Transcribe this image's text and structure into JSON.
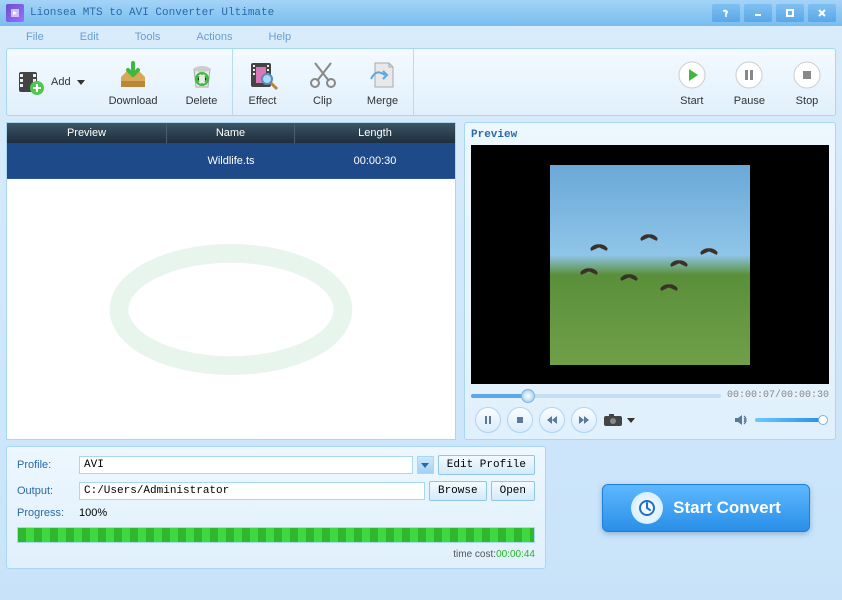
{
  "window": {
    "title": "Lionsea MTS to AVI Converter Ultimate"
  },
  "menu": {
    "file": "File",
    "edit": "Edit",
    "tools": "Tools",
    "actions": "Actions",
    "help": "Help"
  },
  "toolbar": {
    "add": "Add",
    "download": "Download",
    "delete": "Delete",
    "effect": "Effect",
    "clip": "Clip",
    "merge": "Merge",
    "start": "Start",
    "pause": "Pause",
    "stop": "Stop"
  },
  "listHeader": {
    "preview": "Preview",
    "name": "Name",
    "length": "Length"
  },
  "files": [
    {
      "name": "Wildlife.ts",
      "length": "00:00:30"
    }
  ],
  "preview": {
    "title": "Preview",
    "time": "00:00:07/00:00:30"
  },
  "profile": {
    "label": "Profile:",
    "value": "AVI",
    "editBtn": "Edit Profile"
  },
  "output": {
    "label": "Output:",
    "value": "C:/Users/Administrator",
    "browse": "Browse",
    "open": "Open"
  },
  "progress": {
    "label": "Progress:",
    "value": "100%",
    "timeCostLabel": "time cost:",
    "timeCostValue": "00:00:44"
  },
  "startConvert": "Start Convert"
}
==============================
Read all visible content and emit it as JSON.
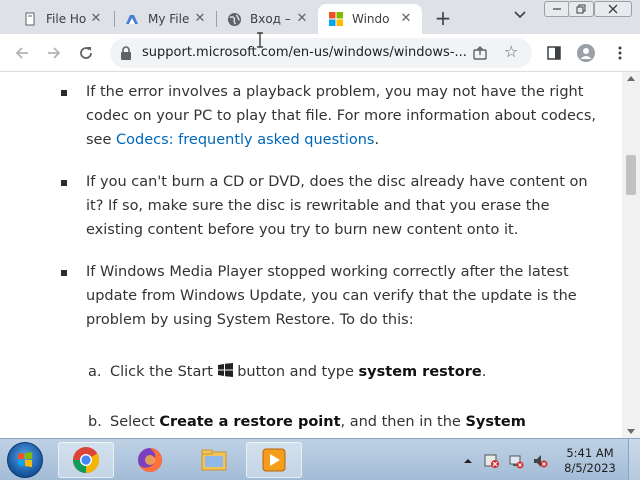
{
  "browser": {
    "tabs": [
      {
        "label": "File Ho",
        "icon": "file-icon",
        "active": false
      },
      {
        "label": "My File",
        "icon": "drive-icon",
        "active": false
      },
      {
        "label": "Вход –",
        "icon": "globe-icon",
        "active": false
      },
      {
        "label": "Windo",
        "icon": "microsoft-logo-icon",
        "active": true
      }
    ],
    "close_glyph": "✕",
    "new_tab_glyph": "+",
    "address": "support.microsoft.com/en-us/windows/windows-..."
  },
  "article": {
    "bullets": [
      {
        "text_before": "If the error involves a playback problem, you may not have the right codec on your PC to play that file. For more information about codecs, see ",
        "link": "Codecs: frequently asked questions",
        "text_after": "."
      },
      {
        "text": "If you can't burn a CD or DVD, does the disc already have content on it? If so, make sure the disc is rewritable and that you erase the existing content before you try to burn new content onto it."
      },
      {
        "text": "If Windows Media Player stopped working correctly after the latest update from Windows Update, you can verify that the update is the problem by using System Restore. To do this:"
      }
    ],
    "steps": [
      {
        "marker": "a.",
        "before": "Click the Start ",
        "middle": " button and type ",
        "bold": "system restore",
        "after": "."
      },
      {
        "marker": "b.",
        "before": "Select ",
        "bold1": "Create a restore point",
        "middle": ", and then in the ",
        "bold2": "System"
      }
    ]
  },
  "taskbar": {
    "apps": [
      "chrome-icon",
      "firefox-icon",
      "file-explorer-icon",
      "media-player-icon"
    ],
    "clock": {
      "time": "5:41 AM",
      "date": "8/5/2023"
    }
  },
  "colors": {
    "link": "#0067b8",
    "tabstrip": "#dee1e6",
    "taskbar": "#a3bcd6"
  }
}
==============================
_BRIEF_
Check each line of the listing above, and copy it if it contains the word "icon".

_OUTPUT FOR THIS TASK_
        "icon": "file-icon",
        "icon": "drive-icon",
        "icon": "globe-icon",
        "icon": "microsoft-logo-icon",
      "chrome-icon",
      "firefox-icon",
      "file-explorer-icon",
      "media-player-icon"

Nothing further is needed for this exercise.